Note: Images available at http://dam.poly.edu/?c=1854&k=b1d372354c


About IIT Kanpur
Indian Institute of Technology, Kanpur, is one of the premier institutions set up by the Government of India. Registered in 1959, the institute was assisted by nine leading institutions of U.S.A in the setting up of its academic programs and laboratories during the period 1962-72. With its record of path-breaking innovations and cutting edge research, the institute is known the world over as a learning centre of repute in engineering, science and several inter-disciplinary areas.
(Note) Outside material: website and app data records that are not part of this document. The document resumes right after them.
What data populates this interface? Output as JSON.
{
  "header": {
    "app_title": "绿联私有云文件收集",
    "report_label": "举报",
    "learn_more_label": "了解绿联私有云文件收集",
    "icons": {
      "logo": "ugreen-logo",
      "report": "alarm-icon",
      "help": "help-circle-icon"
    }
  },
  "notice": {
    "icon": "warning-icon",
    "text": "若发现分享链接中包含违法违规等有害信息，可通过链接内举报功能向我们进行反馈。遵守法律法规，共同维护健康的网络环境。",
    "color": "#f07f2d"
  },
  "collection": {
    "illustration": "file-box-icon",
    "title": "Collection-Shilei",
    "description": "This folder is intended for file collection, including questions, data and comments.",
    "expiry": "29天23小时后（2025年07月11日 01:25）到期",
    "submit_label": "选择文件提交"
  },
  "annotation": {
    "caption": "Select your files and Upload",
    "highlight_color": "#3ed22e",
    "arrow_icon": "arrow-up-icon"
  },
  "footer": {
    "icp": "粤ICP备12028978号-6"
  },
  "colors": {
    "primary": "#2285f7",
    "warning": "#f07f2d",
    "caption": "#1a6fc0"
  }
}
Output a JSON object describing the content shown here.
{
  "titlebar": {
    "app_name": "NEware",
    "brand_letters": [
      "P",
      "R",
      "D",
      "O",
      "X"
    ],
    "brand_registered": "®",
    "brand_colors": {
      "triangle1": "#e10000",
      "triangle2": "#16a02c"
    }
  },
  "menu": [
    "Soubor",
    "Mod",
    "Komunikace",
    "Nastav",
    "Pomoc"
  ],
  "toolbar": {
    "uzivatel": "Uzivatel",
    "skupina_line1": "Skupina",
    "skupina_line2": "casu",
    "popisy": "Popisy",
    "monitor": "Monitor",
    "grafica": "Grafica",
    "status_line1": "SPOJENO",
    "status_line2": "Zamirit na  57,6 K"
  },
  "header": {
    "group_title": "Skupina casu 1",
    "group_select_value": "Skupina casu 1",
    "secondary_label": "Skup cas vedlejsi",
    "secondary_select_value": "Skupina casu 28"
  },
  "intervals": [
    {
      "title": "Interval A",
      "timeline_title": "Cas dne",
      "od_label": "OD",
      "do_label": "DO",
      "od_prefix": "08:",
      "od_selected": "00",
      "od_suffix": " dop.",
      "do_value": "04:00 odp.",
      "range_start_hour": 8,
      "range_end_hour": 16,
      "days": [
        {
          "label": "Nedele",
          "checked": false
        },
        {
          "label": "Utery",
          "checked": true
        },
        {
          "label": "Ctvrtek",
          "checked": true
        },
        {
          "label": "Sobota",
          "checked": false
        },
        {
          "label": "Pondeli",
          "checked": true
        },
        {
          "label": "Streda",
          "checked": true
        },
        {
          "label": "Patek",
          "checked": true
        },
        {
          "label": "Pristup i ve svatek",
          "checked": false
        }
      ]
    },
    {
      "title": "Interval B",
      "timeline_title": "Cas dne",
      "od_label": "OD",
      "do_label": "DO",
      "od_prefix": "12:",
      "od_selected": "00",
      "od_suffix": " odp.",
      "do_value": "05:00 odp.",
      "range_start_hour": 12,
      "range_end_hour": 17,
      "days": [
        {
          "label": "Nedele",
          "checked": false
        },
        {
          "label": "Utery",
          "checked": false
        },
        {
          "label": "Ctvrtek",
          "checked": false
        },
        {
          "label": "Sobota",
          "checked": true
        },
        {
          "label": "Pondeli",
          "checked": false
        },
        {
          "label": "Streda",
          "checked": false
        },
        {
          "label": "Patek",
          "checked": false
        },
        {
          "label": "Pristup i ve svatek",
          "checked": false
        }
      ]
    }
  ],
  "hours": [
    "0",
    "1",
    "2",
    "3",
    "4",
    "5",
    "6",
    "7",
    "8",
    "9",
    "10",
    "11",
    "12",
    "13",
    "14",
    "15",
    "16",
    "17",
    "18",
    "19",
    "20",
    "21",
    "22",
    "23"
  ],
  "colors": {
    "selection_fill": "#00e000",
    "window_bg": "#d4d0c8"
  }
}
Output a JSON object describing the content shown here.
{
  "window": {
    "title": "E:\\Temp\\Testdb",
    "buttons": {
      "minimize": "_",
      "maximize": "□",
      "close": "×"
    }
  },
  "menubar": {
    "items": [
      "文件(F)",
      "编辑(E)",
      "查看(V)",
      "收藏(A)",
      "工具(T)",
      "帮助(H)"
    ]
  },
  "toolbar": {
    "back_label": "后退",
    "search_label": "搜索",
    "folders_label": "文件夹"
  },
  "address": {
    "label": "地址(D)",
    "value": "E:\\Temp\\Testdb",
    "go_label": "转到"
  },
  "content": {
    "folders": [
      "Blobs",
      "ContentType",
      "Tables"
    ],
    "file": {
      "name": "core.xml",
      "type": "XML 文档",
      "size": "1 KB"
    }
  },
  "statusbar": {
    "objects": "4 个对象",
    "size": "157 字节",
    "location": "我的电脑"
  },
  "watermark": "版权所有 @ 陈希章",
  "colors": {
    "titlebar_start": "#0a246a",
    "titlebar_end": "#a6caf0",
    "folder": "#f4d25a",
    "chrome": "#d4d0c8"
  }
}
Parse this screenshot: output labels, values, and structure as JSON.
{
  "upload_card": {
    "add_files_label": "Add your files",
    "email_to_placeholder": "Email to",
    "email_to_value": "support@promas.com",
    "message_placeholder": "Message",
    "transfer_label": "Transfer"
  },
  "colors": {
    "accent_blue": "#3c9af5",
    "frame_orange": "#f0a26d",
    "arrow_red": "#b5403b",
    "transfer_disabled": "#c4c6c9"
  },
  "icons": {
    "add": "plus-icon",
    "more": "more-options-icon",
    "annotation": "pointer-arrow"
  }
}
In addition to formal undergraduate and postgraduate courses, the institute has been active in research and development in areas of value to both industry and government. For more information, visit www.iitk.ac.in.

About the NYU Tandon School of Engineering
The NYU Tandon School of Engineering dates to 1854, when the New York University School of Civil Engineering and Architecture as well as the Brooklyn Collegiate and Polytechnic Institute (widely known as Brooklyn Poly) were founded. Their successor institutions merged in January 2014 to create a comprehensive school of education and research in engineering and applied sciences, rooted in a tradition of invention, and entrepreneurship and dedicated to furthering technology in service to society. In addition to its main location in Brooklyn, NYU Tandon collaborates with other schools within the country’s largest private research university and is closely connected to engineering programs in NYU Abu Dhabi and NYU Shanghai. It operates business incubators in downtown Manhattan and Brooklyn and an award-winning online graduate program. For more information, visit engineering.nyu.edu.

About NYU Abu Dhabi
NYU Abu Dhabi consists of a highly selective liberal arts and science college (including engineering), and a world center for advanced research and scholarship — all fully integrated with each other and connected to NYU in New York. Together, NYU New York, NYU Abu Dhabi, and NYU Shanghai form the backbone of a unique global network university, with faculty and students from each campus spending "semesters away" at one or more of the numerous study-abroad sites NYU maintains on six continents. For more information, visit nyuad.nyu.edu/en.

About the NYU Center for Cyber Security
The NYU Center for Cybersecurity (CCS) is an interdisciplinary research institute dedicated to training the current and future generations of cybersecurity professionals and to shaping the public discourse and policy, legal, and technological landscape on issues of cybersecurity. NYU CCS is collaboration between NYU School of Law, NYU Tandon School of Engineering, and other NYU schools and departments. For more information, visit cyber.nyu.edu.